What is needed » Look through the records that follow. Copy every line containing the word "Subscription".
● ● ● ● ● ● ●
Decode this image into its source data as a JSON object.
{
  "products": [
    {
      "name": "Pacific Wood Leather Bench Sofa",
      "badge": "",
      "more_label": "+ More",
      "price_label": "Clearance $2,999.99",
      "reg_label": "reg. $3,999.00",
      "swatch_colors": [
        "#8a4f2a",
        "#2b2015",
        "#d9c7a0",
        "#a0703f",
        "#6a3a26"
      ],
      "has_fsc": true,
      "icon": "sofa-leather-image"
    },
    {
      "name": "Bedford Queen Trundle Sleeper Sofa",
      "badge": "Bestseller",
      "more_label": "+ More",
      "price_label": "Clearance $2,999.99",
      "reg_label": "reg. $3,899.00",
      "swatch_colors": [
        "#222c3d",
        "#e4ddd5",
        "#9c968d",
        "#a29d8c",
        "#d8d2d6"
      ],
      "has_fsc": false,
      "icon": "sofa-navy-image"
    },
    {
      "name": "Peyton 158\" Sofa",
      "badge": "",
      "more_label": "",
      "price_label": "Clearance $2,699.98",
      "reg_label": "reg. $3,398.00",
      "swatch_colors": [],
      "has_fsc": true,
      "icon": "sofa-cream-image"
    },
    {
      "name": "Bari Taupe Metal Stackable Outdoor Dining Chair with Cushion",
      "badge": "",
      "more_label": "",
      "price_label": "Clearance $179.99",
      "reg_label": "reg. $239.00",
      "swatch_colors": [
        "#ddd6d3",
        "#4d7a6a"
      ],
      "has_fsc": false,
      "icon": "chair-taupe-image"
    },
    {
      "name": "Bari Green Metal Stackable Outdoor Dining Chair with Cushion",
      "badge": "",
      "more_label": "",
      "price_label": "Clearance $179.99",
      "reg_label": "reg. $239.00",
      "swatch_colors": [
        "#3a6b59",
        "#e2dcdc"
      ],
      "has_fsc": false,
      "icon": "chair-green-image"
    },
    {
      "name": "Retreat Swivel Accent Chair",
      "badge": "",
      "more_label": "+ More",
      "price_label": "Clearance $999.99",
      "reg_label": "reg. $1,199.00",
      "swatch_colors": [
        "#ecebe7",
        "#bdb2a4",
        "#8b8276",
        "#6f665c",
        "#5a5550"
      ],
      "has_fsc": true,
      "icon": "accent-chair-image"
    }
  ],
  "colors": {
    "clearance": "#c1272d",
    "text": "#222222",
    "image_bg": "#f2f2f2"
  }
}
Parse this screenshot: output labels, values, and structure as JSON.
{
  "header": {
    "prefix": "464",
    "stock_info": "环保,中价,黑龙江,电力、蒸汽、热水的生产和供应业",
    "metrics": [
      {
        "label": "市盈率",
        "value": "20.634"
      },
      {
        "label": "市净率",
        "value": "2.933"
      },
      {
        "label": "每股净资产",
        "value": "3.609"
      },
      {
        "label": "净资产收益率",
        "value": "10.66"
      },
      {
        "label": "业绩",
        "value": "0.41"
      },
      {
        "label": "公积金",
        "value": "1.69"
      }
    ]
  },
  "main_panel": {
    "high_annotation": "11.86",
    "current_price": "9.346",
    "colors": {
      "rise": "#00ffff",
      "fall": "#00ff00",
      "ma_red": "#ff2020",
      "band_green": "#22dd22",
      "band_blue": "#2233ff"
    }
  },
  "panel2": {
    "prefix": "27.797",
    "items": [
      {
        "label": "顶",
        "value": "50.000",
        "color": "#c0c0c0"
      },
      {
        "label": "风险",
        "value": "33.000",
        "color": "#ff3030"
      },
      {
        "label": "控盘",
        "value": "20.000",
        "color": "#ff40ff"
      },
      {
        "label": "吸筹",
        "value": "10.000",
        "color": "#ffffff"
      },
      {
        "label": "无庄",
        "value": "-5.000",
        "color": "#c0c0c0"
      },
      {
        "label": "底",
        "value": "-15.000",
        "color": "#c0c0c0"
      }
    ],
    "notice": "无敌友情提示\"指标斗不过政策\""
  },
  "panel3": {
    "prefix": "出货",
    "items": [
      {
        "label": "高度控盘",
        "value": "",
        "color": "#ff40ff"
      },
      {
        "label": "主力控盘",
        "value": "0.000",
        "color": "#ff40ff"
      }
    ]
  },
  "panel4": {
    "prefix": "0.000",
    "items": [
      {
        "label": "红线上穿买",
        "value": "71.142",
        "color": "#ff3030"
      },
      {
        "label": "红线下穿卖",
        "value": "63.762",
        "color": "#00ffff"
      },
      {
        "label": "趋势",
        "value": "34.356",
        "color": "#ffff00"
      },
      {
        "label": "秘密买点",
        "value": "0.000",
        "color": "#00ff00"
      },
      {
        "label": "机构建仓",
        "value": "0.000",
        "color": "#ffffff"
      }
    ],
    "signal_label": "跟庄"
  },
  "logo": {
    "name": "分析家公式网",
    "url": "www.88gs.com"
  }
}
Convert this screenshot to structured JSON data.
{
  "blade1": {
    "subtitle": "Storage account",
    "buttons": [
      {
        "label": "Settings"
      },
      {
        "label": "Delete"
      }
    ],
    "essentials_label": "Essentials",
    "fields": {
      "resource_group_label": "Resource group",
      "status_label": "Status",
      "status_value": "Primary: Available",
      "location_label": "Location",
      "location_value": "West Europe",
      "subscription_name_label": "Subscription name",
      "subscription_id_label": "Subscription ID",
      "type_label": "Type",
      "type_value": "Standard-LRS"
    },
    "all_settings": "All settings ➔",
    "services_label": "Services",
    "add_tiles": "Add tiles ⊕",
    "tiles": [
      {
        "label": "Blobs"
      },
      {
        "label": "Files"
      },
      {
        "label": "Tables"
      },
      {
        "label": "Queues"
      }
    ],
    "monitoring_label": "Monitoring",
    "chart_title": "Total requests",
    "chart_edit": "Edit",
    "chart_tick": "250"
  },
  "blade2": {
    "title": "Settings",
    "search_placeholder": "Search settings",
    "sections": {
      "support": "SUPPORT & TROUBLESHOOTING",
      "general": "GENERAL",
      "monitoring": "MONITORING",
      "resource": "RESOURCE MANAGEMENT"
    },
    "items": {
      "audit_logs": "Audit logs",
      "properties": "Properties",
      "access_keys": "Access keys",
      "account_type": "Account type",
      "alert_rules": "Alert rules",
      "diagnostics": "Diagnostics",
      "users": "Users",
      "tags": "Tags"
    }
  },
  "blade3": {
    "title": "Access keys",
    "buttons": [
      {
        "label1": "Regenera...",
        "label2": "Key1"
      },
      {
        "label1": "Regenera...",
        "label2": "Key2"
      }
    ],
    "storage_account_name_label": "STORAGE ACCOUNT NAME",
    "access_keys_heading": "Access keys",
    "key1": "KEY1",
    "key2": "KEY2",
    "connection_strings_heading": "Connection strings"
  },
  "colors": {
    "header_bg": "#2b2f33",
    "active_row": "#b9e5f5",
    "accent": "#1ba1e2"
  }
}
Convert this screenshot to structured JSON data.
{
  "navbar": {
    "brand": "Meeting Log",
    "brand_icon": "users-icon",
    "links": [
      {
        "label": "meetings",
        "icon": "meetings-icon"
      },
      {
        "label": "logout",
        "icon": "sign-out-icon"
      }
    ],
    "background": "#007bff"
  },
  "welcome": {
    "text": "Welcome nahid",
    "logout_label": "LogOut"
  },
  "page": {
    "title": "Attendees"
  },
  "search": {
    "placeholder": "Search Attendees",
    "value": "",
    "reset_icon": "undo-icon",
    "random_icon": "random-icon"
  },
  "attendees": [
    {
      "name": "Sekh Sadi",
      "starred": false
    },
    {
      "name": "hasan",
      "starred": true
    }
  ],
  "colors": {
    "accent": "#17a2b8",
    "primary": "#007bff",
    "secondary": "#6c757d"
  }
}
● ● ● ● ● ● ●
Your solution »
      "subscription_name_label": "Subscription name",
      "subscription_id_label": "Subscription ID",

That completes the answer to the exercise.